A fatal road traffic accident involving an at-work driver should act as a salient reminder to fleets to ‘get their house in order’.
That’s the message from Mansfield-based Fleet Risk Consultants (FRC), which recently came to the aid of a company facing a potential charge of Corporate Manslaughter.
The driver had been involved in an incident where another person was killed and was eventually successfully prosecuted for causing death by careless driving.
However, while the police were building their case against the individual, his employer also became the subject of the investigation.
Nigel Grainger, FRC principal consultant, said: “The police were quick to not only investigate the driver, but to also look at what part the company may have played.”
If convicted of a corporate manslaughter offence, the company faces the prospect of an unlimited fine, while further penalties could be imposed under health and safety legislation.
The only corporate manslaughter case in the country to date involves Cotswold Geotechnical Holdings, which has been adjourned until 24 January 2011.

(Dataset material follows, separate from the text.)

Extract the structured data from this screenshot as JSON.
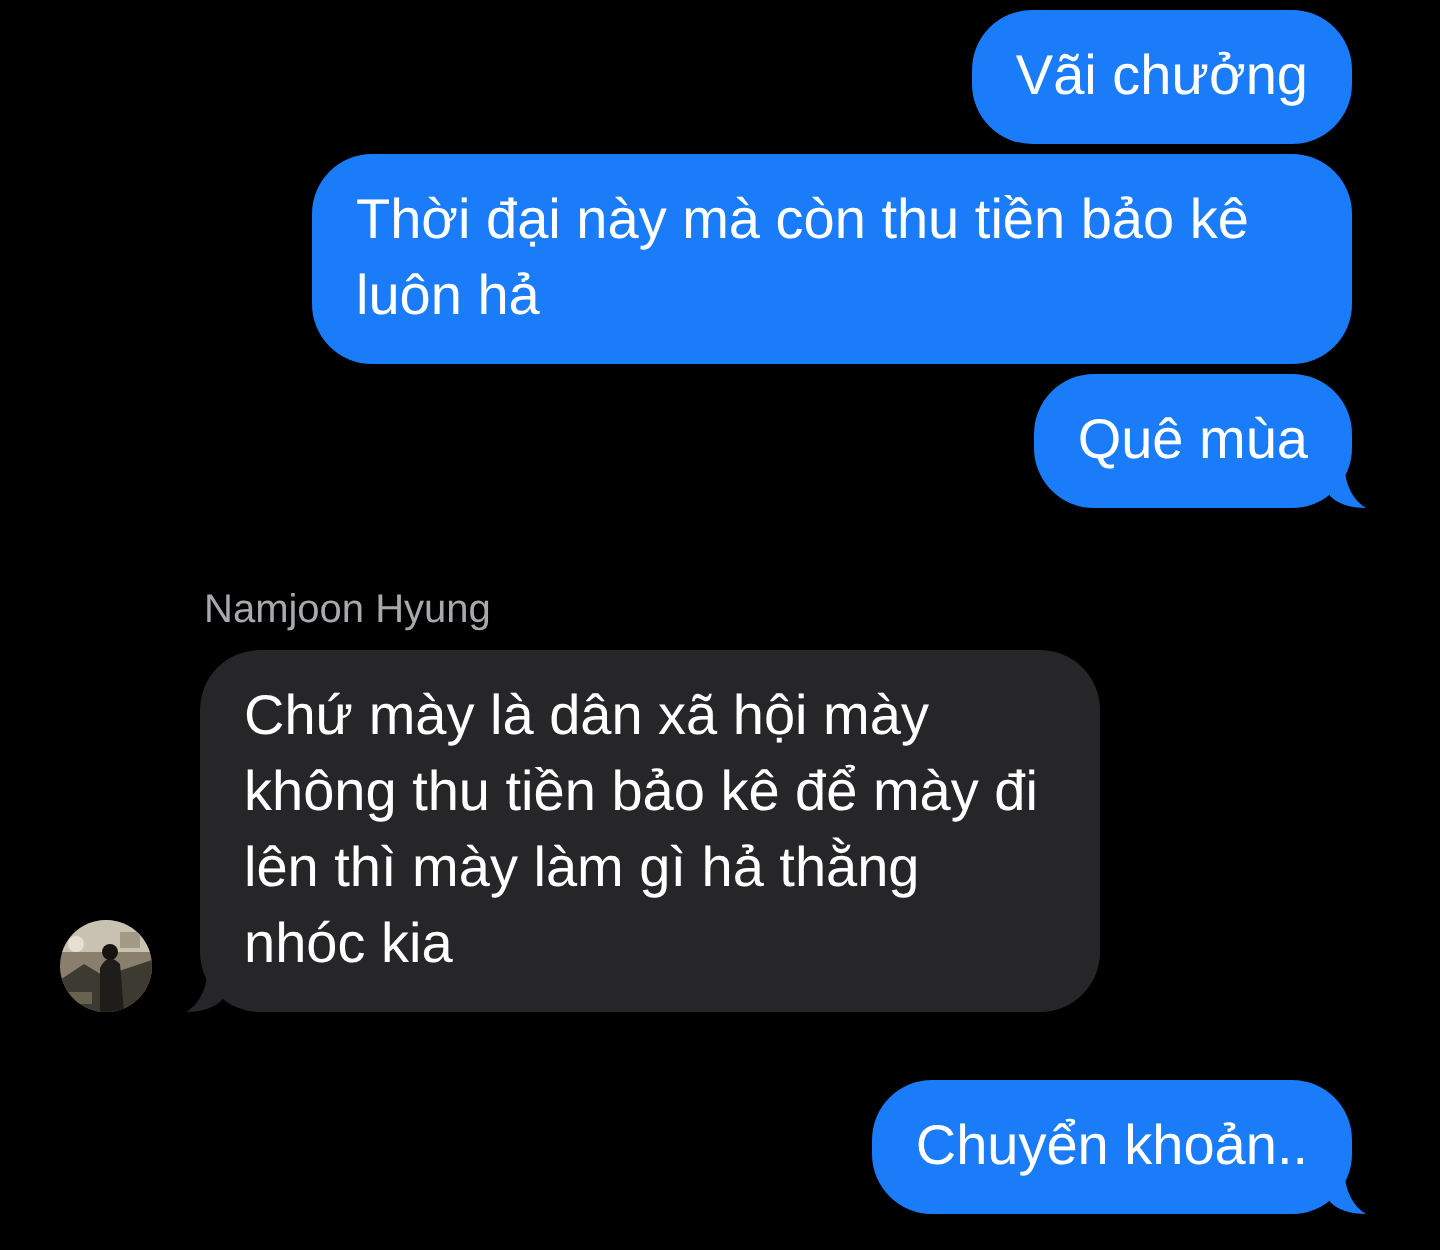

However, Grainger says the experience of his client proves the police will try and pursue a corporate manslaughter charge.
He said: “Luckily, we were able to show the police that the company had a robust road risk policy which we had written for them.”
All drivers are provided with a copy and have to sign for it and licences are checked every six months.
“We were also able to show that disciplinary action had also been brought against individuals for their driving which showed how serious the company took road risk,” added Grainger.
“As soon as the police were shown our policies and procedures they stopped pursuing the company.”
Despite this near miss, experts believe corporate manslaughter cases will be rare. Prosecutors are much more like to opt for the Health and Safety at Work Act because there is greater likelihood of success.
Andrew Sanderson, associate at Hammonds LLP, said: “It’s difficult to show there was a collective failure rather than an individual failure – there’s a lack of will to prosecute under corporate manslaughter.”
Grey drivers remain an organisation’s greatest risk because internal processes controlling their activities are less robust than those for the company vehicle fleet.
And around 20% of grey fleet drivers are thought to have no business insurance.
Scott Ingham, director at Matrix Global Services, speaking at a Hammonds roundtable chaired by Fleet News, said: “One company was recently fined £9 million when a grey fleet driver who was not insured for business caused a death. For a lot of companies, the cost could be a business-ending event.”